* PROBLEM TO WORK ON *
Report each line from the records where the string "Project" turns up.
(DATA SUPPLIED Opens)
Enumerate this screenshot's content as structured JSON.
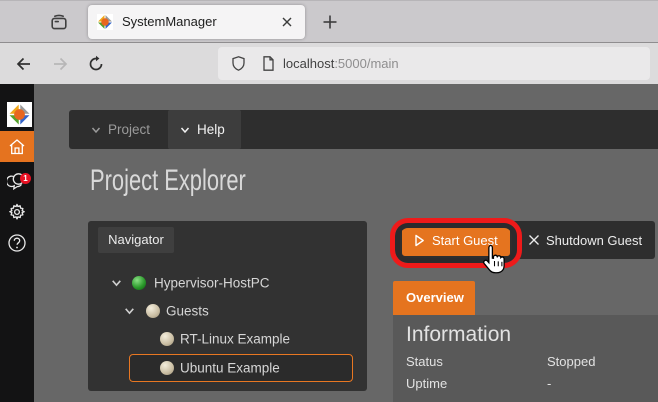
{
  "browser": {
    "tab_title": "SystemManager",
    "new_tab_label": "+",
    "url_host": "localhost",
    "url_rest": ":5000/main"
  },
  "app": {
    "menubar": {
      "project_label": "Project",
      "help_label": "Help"
    },
    "page_title": "Project Explorer",
    "sidebar": {
      "notification_count": "1"
    },
    "navigator": {
      "title": "Navigator",
      "tree": [
        {
          "label": "Hypervisor-HostPC",
          "level": 0,
          "expanded": true,
          "status_ball": "green",
          "selected": false
        },
        {
          "label": "Guests",
          "level": 1,
          "expanded": true,
          "status_ball": "beige",
          "selected": false
        },
        {
          "label": "RT-Linux Example",
          "level": 2,
          "expanded": false,
          "status_ball": "beige",
          "selected": false
        },
        {
          "label": "Ubuntu Example",
          "level": 2,
          "expanded": false,
          "status_ball": "beige",
          "selected": true
        }
      ]
    },
    "actions": {
      "start_label": "Start Guest",
      "shutdown_label": "Shutdown Guest"
    },
    "tabs": {
      "overview_label": "Overview"
    },
    "info": {
      "heading": "Information",
      "rows": [
        {
          "label": "Status",
          "value": "Stopped"
        },
        {
          "label": "Uptime",
          "value": "-"
        }
      ]
    }
  },
  "annotation": {
    "highlight_target": "start-guest-button",
    "color": "#ee1a1a"
  },
  "colors": {
    "accent_orange": "#e5741f",
    "selection_border": "#e87722",
    "page_background": "#676767",
    "panel_dark": "#323232",
    "info_panel": "#595959",
    "rail_background": "#131314",
    "badge_red": "#e81123"
  }
}
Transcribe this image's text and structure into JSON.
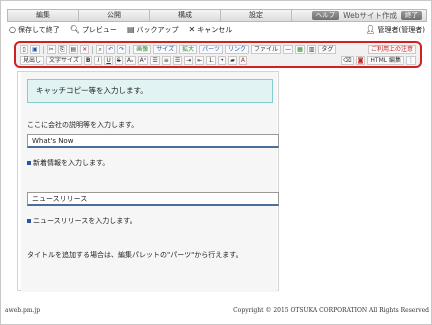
{
  "menu": {
    "tabs": [
      "編集",
      "公開",
      "構成",
      "設定"
    ],
    "help": "ヘルプ",
    "site_title": "Webサイト作成",
    "exit": "終了"
  },
  "toolbar2": {
    "save_exit": "保存して終了",
    "preview": "プレビュー",
    "backup": "バックアップ",
    "cancel": "キャンセル",
    "admin": "管理者(管理者)"
  },
  "editor_toolbar": {
    "row1": {
      "image": "画像",
      "size": "サイズ",
      "enlarge": "拡大",
      "parts": "パーツ",
      "link": "リンク",
      "file": "ファイル",
      "tag": "タグ",
      "notice": "ご利用上の注意"
    },
    "row2": {
      "heading": "見出し",
      "font_size": "文字サイズ",
      "html_edit": "HTML 編集"
    }
  },
  "content": {
    "catch_copy": "キャッチコピー等を入力します。",
    "description": "ここに会社の説明等を入力します。",
    "section1_title": "What's Now",
    "section1_item": "新着情報を入力します。",
    "section2_title": "ニュースリリース",
    "section2_item": "ニュースリリースを入力します。",
    "note": "タイトルを追加する場合は、編集パレットの\"パーツ\"から行えます。"
  },
  "footer": {
    "domain": "aweb.pm.jp",
    "copyright": "Copyright © 2015 OTSUKA CORPORATION All Rights Reserved"
  }
}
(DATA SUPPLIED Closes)
* EXERCISE SOLUTION *
      "project_label": "Project",
    "page_title": "Project Explorer",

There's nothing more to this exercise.